Best Answer Responded on

Wooooo LCC/BCC! I'd go with the 186! On hard pack, they will ski a bit short because that full rocker shortens your effective edge. And that extra surface area will keep you afloat in deeper snow! Plus that will give you more stability when you are charging. I think you would just out-ski the 178. This ski is AWESOME! Send it!

Hi, is this Gotama better all-mountain (pow preference) that Rossignol Soul 7 ?
Because i want light, forgiving and playful all-mountain ski - especialy for pow and I've been thinking of a bunch of skis and Gotama and Soul 7 is the best I think . Winter is coming so please help me with decision.

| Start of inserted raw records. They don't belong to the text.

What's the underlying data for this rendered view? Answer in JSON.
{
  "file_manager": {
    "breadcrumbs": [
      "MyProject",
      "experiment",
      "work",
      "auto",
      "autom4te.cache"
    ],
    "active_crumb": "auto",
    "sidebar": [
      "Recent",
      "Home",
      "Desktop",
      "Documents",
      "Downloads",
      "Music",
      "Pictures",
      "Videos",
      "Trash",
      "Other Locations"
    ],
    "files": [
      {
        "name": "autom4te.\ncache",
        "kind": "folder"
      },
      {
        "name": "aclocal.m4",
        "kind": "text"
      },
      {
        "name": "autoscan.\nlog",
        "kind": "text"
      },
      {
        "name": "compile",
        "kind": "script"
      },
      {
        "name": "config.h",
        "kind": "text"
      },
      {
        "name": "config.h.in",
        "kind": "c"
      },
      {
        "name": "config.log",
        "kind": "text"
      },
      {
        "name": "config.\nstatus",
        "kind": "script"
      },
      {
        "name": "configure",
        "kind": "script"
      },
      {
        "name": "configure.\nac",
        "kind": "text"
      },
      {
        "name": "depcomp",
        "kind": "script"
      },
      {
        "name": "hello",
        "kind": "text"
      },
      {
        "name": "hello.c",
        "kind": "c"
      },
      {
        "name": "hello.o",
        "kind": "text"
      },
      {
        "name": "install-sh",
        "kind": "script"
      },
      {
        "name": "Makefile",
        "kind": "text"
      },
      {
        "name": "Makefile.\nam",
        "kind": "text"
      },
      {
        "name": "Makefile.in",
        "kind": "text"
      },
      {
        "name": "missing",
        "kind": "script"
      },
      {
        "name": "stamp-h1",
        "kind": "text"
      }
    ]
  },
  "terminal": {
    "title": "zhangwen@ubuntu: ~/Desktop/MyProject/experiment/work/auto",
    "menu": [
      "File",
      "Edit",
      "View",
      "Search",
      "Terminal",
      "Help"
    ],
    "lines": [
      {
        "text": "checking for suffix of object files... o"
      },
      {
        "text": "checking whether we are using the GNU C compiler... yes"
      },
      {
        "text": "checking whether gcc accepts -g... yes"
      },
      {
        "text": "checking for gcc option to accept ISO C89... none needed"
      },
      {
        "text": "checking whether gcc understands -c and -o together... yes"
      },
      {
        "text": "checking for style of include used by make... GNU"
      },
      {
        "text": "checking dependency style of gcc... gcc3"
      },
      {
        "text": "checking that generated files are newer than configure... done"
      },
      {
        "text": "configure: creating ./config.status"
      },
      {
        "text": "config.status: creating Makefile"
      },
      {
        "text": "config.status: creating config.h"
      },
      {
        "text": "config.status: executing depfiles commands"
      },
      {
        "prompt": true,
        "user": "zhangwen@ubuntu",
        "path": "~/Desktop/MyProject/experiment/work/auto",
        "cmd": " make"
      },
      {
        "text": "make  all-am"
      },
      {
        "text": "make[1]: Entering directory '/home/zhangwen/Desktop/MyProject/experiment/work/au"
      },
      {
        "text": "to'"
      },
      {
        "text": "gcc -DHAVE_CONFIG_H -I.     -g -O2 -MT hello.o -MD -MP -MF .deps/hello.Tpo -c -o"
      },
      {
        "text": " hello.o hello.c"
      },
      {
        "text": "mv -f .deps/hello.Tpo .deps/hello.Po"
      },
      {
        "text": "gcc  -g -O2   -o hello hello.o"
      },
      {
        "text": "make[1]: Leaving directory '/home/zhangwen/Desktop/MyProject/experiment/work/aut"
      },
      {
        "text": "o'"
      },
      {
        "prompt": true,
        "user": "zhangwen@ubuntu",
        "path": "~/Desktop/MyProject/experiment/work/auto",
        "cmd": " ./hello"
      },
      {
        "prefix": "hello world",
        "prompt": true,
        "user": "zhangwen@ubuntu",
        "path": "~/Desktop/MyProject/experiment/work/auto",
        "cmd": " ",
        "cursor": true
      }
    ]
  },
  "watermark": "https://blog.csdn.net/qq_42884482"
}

Best Answer Responded on

Gotoma has been a proven winner for many years and see them all over the place which always says something. Rossignol Soul 7 was the hot ski last year and is on the track to repeat that again this year.

Gotoma will be a stronger overall ski and has the ability and construction to charge and play harder all over the entire mountain. Where as the Soul is the true super light, forgiving, and more playful ski.

With your exact comments from above I think it would be hard for anybody not to recommend the Soul 7 for you. The Soul has its speed limits and crud busting ability is not on par with the Gotoma so only you know what conditions you like to ski and how aggressive you approach your day on the mountains.

Good luck and keep us posted.

Responded on

I own a pair of Gotamas (purchased 4 years ago) and have skied the Soul 7s two times this year. The Goats are for very strong hard charging skiers that thrive on aggressiveness. I would not describe them as playful at all; the sidecut is not pronounced, so they want to go straight down the mountain. The Soul 7s, are the opposite--they are light and feathery and want to be 'surfed'. Even if you're a little back seat, these skis won't punish you like the Goats.

I'd agree with the previous poster, the Goats will bust through any crud and go faster than the Souls. But for softer snow, the Souls are just way more fun.

White Room?

White Room?

Somewhere in there you'll find a Gotama.
Pow ski of choice for skier Ty Peterson!

Got the Gotama?

Got the Gotama?

Skier Ty Peterson in action while ski patrol assists with a flash!

Where are these skis made? My old gotes are made in China, have they started making them in Germany?